*** Opening of INPUT MATERIAL ***

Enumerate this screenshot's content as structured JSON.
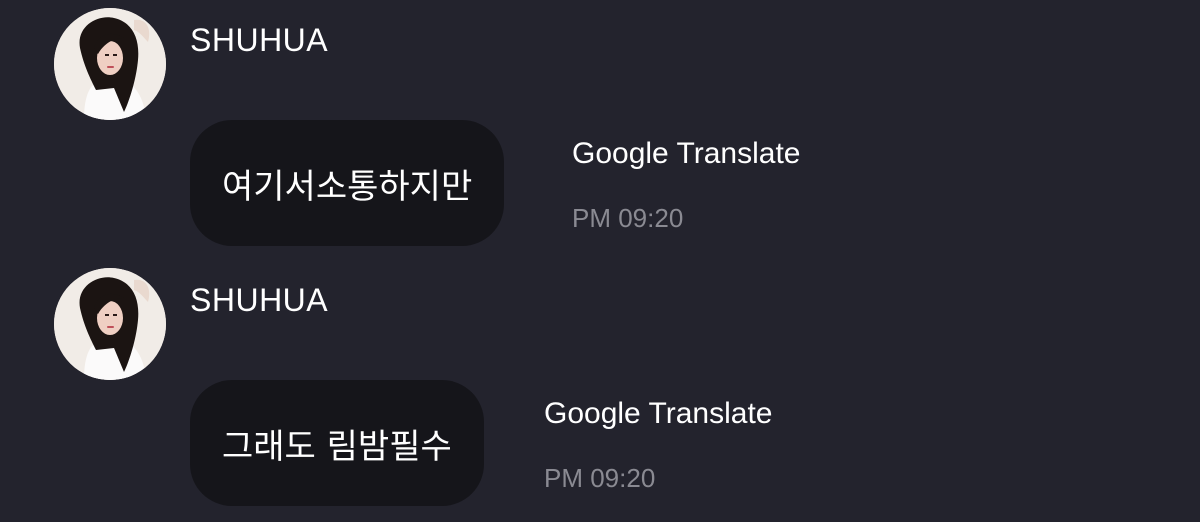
{
  "messages": [
    {
      "sender": "SHUHUA",
      "text": "여기서소통하지만",
      "translate_label": "Google Translate",
      "time": "PM 09:20"
    },
    {
      "sender": "SHUHUA",
      "text": "그래도 림밤필수",
      "translate_label": "Google Translate",
      "time": "PM 09:20"
    }
  ],
  "colors": {
    "background": "#23232d",
    "bubble": "#15151a",
    "text": "#ffffff",
    "timestamp": "#8a8a92"
  }
}
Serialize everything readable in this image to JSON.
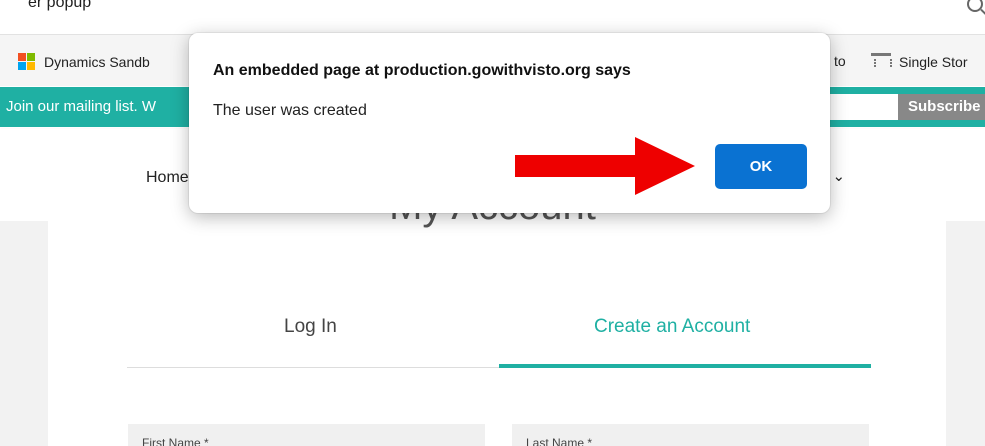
{
  "browser": {
    "top_caption": "er popup"
  },
  "bookmarks": {
    "items": [
      {
        "label": "Dynamics Sandb",
        "icon": "microsoft-logo-icon"
      },
      {
        "label": "to",
        "icon": ""
      },
      {
        "label": "Single Stor",
        "icon": "store-icon"
      }
    ]
  },
  "mailing": {
    "text": "Join our mailing list. W",
    "subscribe_label": "Subscribe"
  },
  "nav": {
    "home": "Home",
    "chevron": "n ⌄"
  },
  "page": {
    "title": "My Account",
    "tabs": [
      {
        "label": "Log In",
        "active": false
      },
      {
        "label": "Create an Account",
        "active": true
      }
    ],
    "fields": [
      {
        "label": "First Name *"
      },
      {
        "label": "Last Name *"
      }
    ]
  },
  "dialog": {
    "title": "An embedded page at production.gowithvisto.org says",
    "message": "The user was created",
    "ok_label": "OK"
  },
  "colors": {
    "teal": "#1fb0a3",
    "ok_button": "#0a72d2",
    "arrow": "#ee0000",
    "subscribe": "#888888"
  }
}
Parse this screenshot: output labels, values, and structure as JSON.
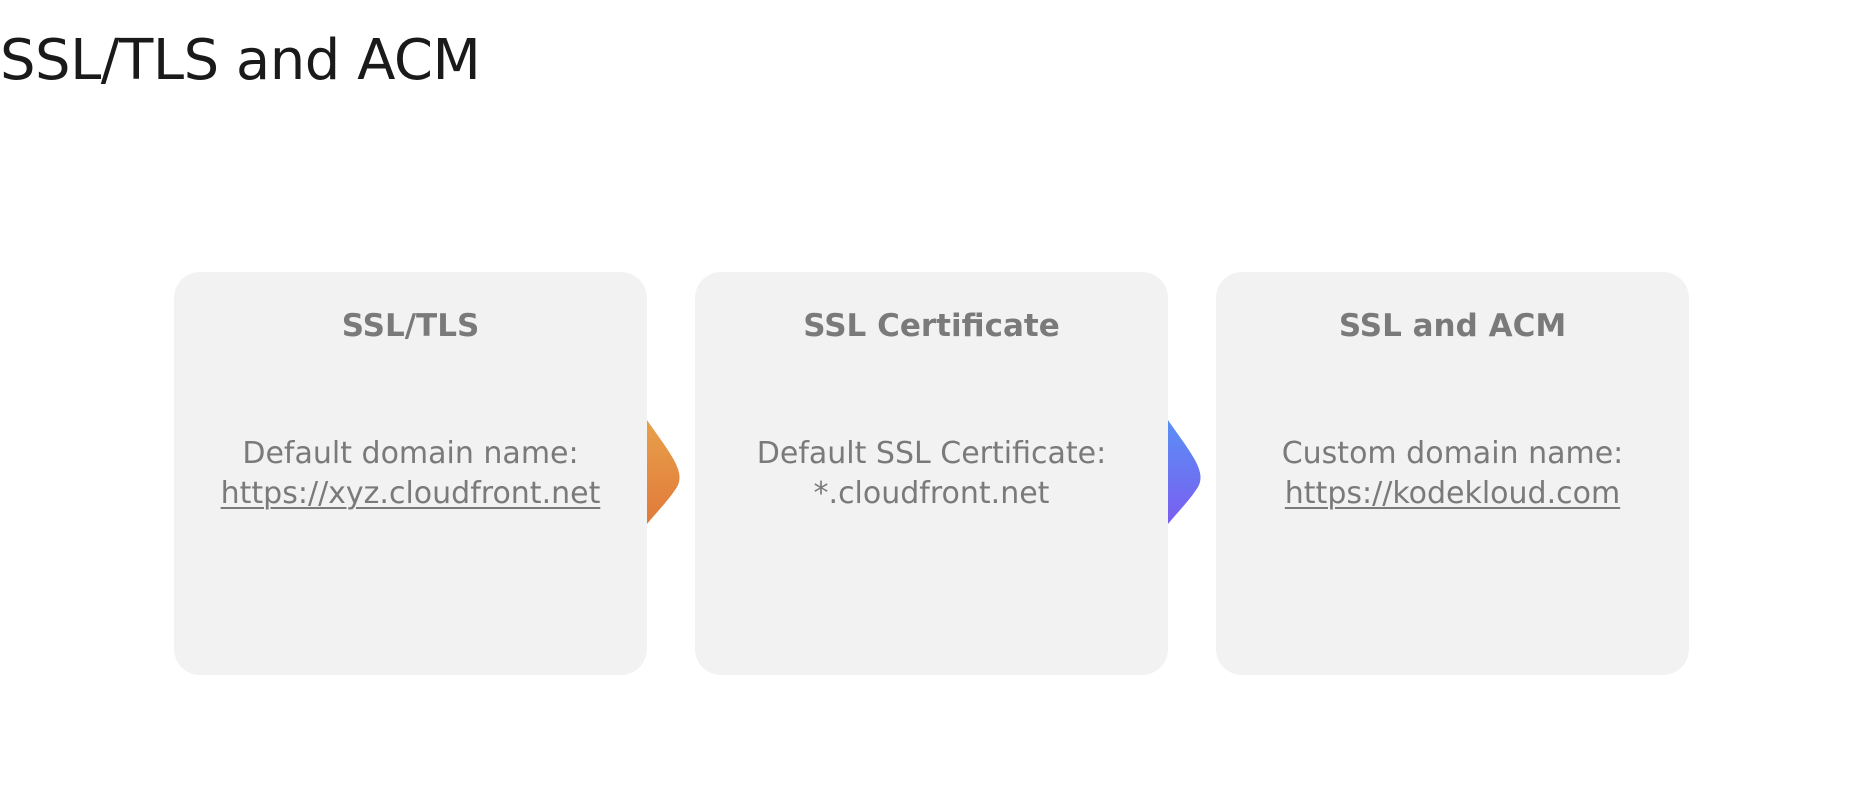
{
  "title": "SSL/TLS and ACM",
  "cards": [
    {
      "heading": "SSL/TLS",
      "line1": "Default domain name:",
      "line2": "https://xyz.cloudfront.net"
    },
    {
      "heading": "SSL Certificate",
      "line1": "Default SSL Certificate:",
      "line2": "*.cloudfront.net"
    },
    {
      "heading": "SSL and ACM",
      "line1": "Custom domain name:",
      "line2": "https://kodekloud.com"
    }
  ],
  "colors": {
    "card_background": "#f2f2f2",
    "card_text": "#7a7a7a",
    "connector_1_start": "#e8a04a",
    "connector_1_end": "#e07a3a",
    "connector_2_start": "#5a8ff5",
    "connector_2_end": "#7a5ef0"
  }
}
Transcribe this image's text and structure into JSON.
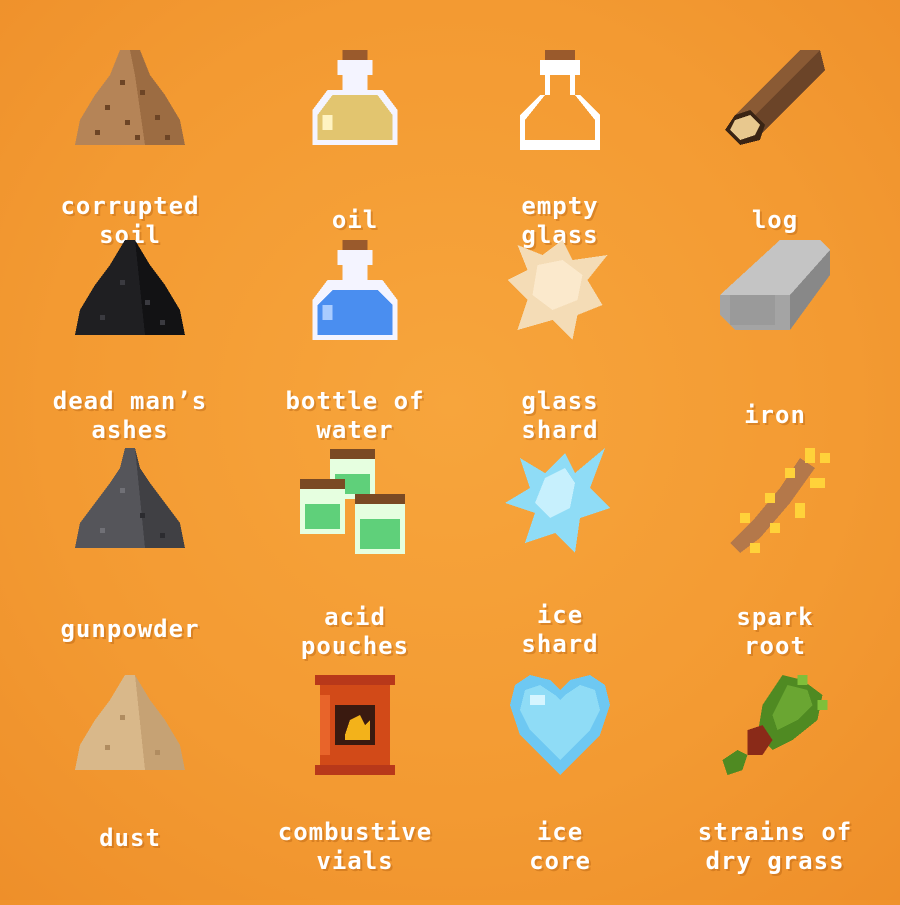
{
  "items": [
    {
      "id": "corrupted-soil",
      "line1": "corrupted",
      "line2": "soil",
      "icon": "soil-pile-icon"
    },
    {
      "id": "oil",
      "line1": "oil",
      "line2": "",
      "icon": "oil-bottle-icon"
    },
    {
      "id": "empty-glass",
      "line1": "empty",
      "line2": "glass",
      "icon": "empty-bottle-icon"
    },
    {
      "id": "log",
      "line1": "log",
      "line2": "",
      "icon": "log-icon"
    },
    {
      "id": "dead-mans-ashes",
      "line1": "dead man’s",
      "line2": "ashes",
      "icon": "ash-pile-icon"
    },
    {
      "id": "bottle-of-water",
      "line1": "bottle of",
      "line2": "water",
      "icon": "water-bottle-icon"
    },
    {
      "id": "glass-shard",
      "line1": "glass",
      "line2": "shard",
      "icon": "glass-shard-icon"
    },
    {
      "id": "iron",
      "line1": "iron",
      "line2": "",
      "icon": "iron-ingot-icon"
    },
    {
      "id": "gunpowder",
      "line1": "gunpowder",
      "line2": "",
      "icon": "gunpowder-pile-icon"
    },
    {
      "id": "acid-pouches",
      "line1": "acid",
      "line2": "pouches",
      "icon": "acid-jars-icon"
    },
    {
      "id": "ice-shard",
      "line1": "ice",
      "line2": "shard",
      "icon": "ice-shard-icon"
    },
    {
      "id": "spark-root",
      "line1": "spark",
      "line2": "root",
      "icon": "spark-root-icon"
    },
    {
      "id": "dust",
      "line1": "dust",
      "line2": "",
      "icon": "dust-pile-icon"
    },
    {
      "id": "combustive-vials",
      "line1": "combustive",
      "line2": "vials",
      "icon": "combustive-vial-icon"
    },
    {
      "id": "ice-core",
      "line1": "ice",
      "line2": "core",
      "icon": "ice-heart-icon"
    },
    {
      "id": "strains-of-dry-grass",
      "line1": "strains of",
      "line2": "dry grass",
      "icon": "grass-bundle-icon"
    }
  ],
  "colors": {
    "background": "#f39a32",
    "label_text": "#ffffff",
    "soil": "#b07d52",
    "ash": "#1e1e22",
    "gunpowder": "#545456",
    "dust": "#d9b88a",
    "water": "#4a8ef0",
    "oil": "#e6c870",
    "acid": "#5fd07a",
    "ice": "#8fdcf6",
    "iron": "#a9a9a9",
    "wood": "#6b4428",
    "cork": "#9a5a2c",
    "grass": "#4f8a22"
  }
}
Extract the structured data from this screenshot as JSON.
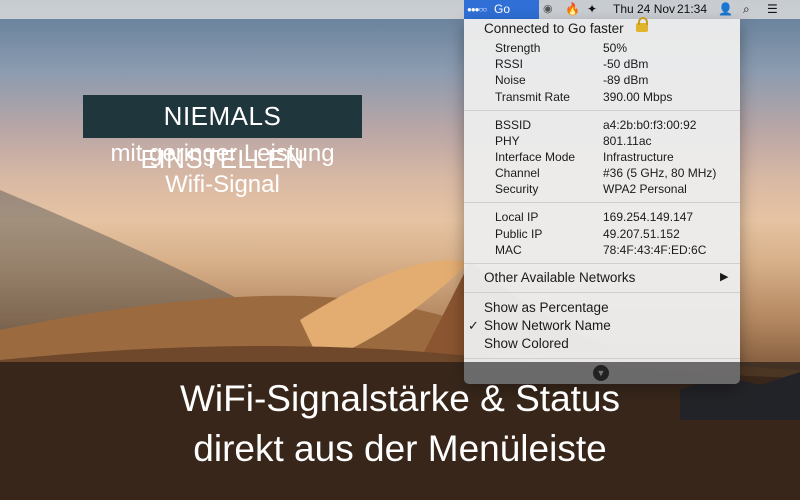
{
  "menubar": {
    "active_item": "Go faster",
    "date": "Thu 24 Nov",
    "time": "21:34",
    "icons": [
      "wifi-signal-dots-icon",
      "battery-dial-icon",
      "flame-icon",
      "vpn-icon",
      "user-icon",
      "spotlight-search-icon",
      "list-menu-icon"
    ]
  },
  "menu": {
    "title": "Connected to Go faster",
    "section1": [
      {
        "label": "Strength",
        "value": "50%"
      },
      {
        "label": "RSSI",
        "value": "-50 dBm"
      },
      {
        "label": "Noise",
        "value": "-89 dBm"
      },
      {
        "label": "Transmit Rate",
        "value": "390.00 Mbps"
      }
    ],
    "section2": [
      {
        "label": "BSSID",
        "value": "a4:2b:b0:f3:00:92"
      },
      {
        "label": "PHY",
        "value": "801.11ac"
      },
      {
        "label": "Interface Mode",
        "value": "Infrastructure"
      },
      {
        "label": "Channel",
        "value": "#36 (5 GHz, 80 MHz)"
      },
      {
        "label": "Security",
        "value": "WPA2 Personal"
      }
    ],
    "section3": [
      {
        "label": "Local IP",
        "value": "169.254.149.147"
      },
      {
        "label": "Public IP",
        "value": "49.207.51.152"
      },
      {
        "label": "MAC",
        "value": "78:4F:43:4F:ED:6C"
      }
    ],
    "other_networks": "Other Available Networks",
    "options": [
      {
        "label": "Show as Percentage",
        "checked": false
      },
      {
        "label": "Show Network Name",
        "checked": true
      },
      {
        "label": "Show Colored",
        "checked": false
      }
    ]
  },
  "overlay": {
    "headline": "NIEMALS EINSTELLEN",
    "sub1": "mit geringer Leistung",
    "sub2": "Wifi-Signal",
    "bottom1": "WiFi-Signalstärke & Status",
    "bottom2": "direkt aus der Menüleiste"
  }
}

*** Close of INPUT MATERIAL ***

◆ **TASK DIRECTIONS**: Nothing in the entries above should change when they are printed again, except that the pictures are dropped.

◆ **ANSWER FOR THE TASK**:
Enumerate this screenshot's content as structured JSON.
{
  "messages": [
    {
      "sender": "SHUHUA",
      "text": "여기서소통하지만",
      "translate_label": "Google Translate",
      "time": "PM 09:20"
    },
    {
      "sender": "SHUHUA",
      "text": "그래도 림밤필수",
      "translate_label": "Google Translate",
      "time": "PM 09:20"
    }
  ],
  "colors": {
    "background": "#23232d",
    "bubble": "#15151a",
    "text": "#ffffff",
    "timestamp": "#8a8a92"
  }
}
Serialize everything readable in this image to JSON.
{
  "browser": {
    "top_caption": "er popup"
  },
  "bookmarks": {
    "items": [
      {
        "label": "Dynamics Sandb",
        "icon": "microsoft-logo-icon"
      },
      {
        "label": "to",
        "icon": ""
      },
      {
        "label": "Single Stor",
        "icon": "store-icon"
      }
    ]
  },
  "mailing": {
    "text": "Join our mailing list. W",
    "subscribe_label": "Subscribe"
  },
  "nav": {
    "home": "Home",
    "chevron": "n ⌄"
  },
  "page": {
    "title": "My Account",
    "tabs": [
      {
        "label": "Log In",
        "active": false
      },
      {
        "label": "Create an Account",
        "active": true
      }
    ],
    "fields": [
      {
        "label": "First Name *"
      },
      {
        "label": "Last Name *"
      }
    ]
  },
  "dialog": {
    "title": "An embedded page at production.gowithvisto.org says",
    "message": "The user was created",
    "ok_label": "OK"
  },
  "colors": {
    "teal": "#1fb0a3",
    "ok_button": "#0a72d2",
    "arrow": "#ee0000",
    "subscribe": "#888888"
  }
}
Parse this screenshot: output labels, values, and structure as JSON.
{
  "title": "SSL/TLS and ACM",
  "cards": [
    {
      "heading": "SSL/TLS",
      "line1": "Default domain name:",
      "line2": "https://xyz.cloudfront.net"
    },
    {
      "heading": "SSL Certificate",
      "line1": "Default SSL Certificate:",
      "line2": "*.cloudfront.net"
    },
    {
      "heading": "SSL and ACM",
      "line1": "Custom domain name:",
      "line2": "https://kodekloud.com"
    }
  ],
  "colors": {
    "card_background": "#f2f2f2",
    "card_text": "#7a7a7a",
    "connector_1_start": "#e8a04a",
    "connector_1_end": "#e07a3a",
    "connector_2_start": "#5a8ff5",
    "connector_2_end": "#7a5ef0"
  }
}
Transcribe this image's text and structure into JSON.
{
  "items": [
    {
      "id": "corrupted-soil",
      "line1": "corrupted",
      "line2": "soil",
      "icon": "soil-pile-icon"
    },
    {
      "id": "oil",
      "line1": "oil",
      "line2": "",
      "icon": "oil-bottle-icon"
    },
    {
      "id": "empty-glass",
      "line1": "empty",
      "line2": "glass",
      "icon": "empty-bottle-icon"
    },
    {
      "id": "log",
      "line1": "log",
      "line2": "",
      "icon": "log-icon"
    },
    {
      "id": "dead-mans-ashes",
      "line1": "dead man’s",
      "line2": "ashes",
      "icon": "ash-pile-icon"
    },
    {
      "id": "bottle-of-water",
      "line1": "bottle of",
      "line2": "water",
      "icon": "water-bottle-icon"
    },
    {
      "id": "glass-shard",
      "line1": "glass",
      "line2": "shard",
      "icon": "glass-shard-icon"
    },
    {
      "id": "iron",
      "line1": "iron",
      "line2": "",
      "icon": "iron-ingot-icon"
    },
    {
      "id": "gunpowder",
      "line1": "gunpowder",
      "line2": "",
      "icon": "gunpowder-pile-icon"
    },
    {
      "id": "acid-pouches",
      "line1": "acid",
      "line2": "pouches",
      "icon": "acid-jars-icon"
    },
    {
      "id": "ice-shard",
      "line1": "ice",
      "line2": "shard",
      "icon": "ice-shard-icon"
    },
    {
      "id": "spark-root",
      "line1": "spark",
      "line2": "root",
      "icon": "spark-root-icon"
    },
    {
      "id": "dust",
      "line1": "dust",
      "line2": "",
      "icon": "dust-pile-icon"
    },
    {
      "id": "combustive-vials",
      "line1": "combustive",
      "line2": "vials",
      "icon": "combustive-vial-icon"
    },
    {
      "id": "ice-core",
      "line1": "ice",
      "line2": "core",
      "icon": "ice-heart-icon"
    },
    {
      "id": "strains-of-dry-grass",
      "line1": "strains of",
      "line2": "dry grass",
      "icon": "grass-bundle-icon"
    }
  ],
  "colors": {
    "background": "#f39a32",
    "label_text": "#ffffff",
    "soil": "#b07d52",
    "ash": "#1e1e22",
    "gunpowder": "#545456",
    "dust": "#d9b88a",
    "water": "#4a8ef0",
    "oil": "#e6c870",
    "acid": "#5fd07a",
    "ice": "#8fdcf6",
    "iron": "#a9a9a9",
    "wood": "#6b4428",
    "cork": "#9a5a2c",
    "grass": "#4f8a22"
  }
}
Extract the structured data from this screenshot as JSON.
{
  "menubar": {
    "active_item": "Go faster",
    "date": "Thu 24 Nov",
    "time": "21:34",
    "icons": [
      "wifi-signal-dots-icon",
      "battery-dial-icon",
      "flame-icon",
      "vpn-icon",
      "user-icon",
      "spotlight-search-icon",
      "list-menu-icon"
    ]
  },
  "menu": {
    "title": "Connected to Go faster",
    "section1": [
      {
        "label": "Strength",
        "value": "50%"
      },
      {
        "label": "RSSI",
        "value": "-50 dBm"
      },
      {
        "label": "Noise",
        "value": "-89 dBm"
      },
      {
        "label": "Transmit Rate",
        "value": "390.00 Mbps"
      }
    ],
    "section2": [
      {
        "label": "BSSID",
        "value": "a4:2b:b0:f3:00:92"
      },
      {
        "label": "PHY",
        "value": "801.11ac"
      },
      {
        "label": "Interface Mode",
        "value": "Infrastructure"
      },
      {
        "label": "Channel",
        "value": "#36 (5 GHz, 80 MHz)"
      },
      {
        "label": "Security",
        "value": "WPA2 Personal"
      }
    ],
    "section3": [
      {
        "label": "Local IP",
        "value": "169.254.149.147"
      },
      {
        "label": "Public IP",
        "value": "49.207.51.152"
      },
      {
        "label": "MAC",
        "value": "78:4F:43:4F:ED:6C"
      }
    ],
    "other_networks": "Other Available Networks",
    "options": [
      {
        "label": "Show as Percentage",
        "checked": false
      },
      {
        "label": "Show Network Name",
        "checked": true
      },
      {
        "label": "Show Colored",
        "checked": false
      }
    ]
  },
  "overlay": {
    "headline": "NIEMALS EINSTELLEN",
    "sub1": "mit geringer Leistung",
    "sub2": "Wifi-Signal",
    "bottom1": "WiFi-Signalstärke & Status",
    "bottom2": "direkt aus der Menüleiste"
  }
}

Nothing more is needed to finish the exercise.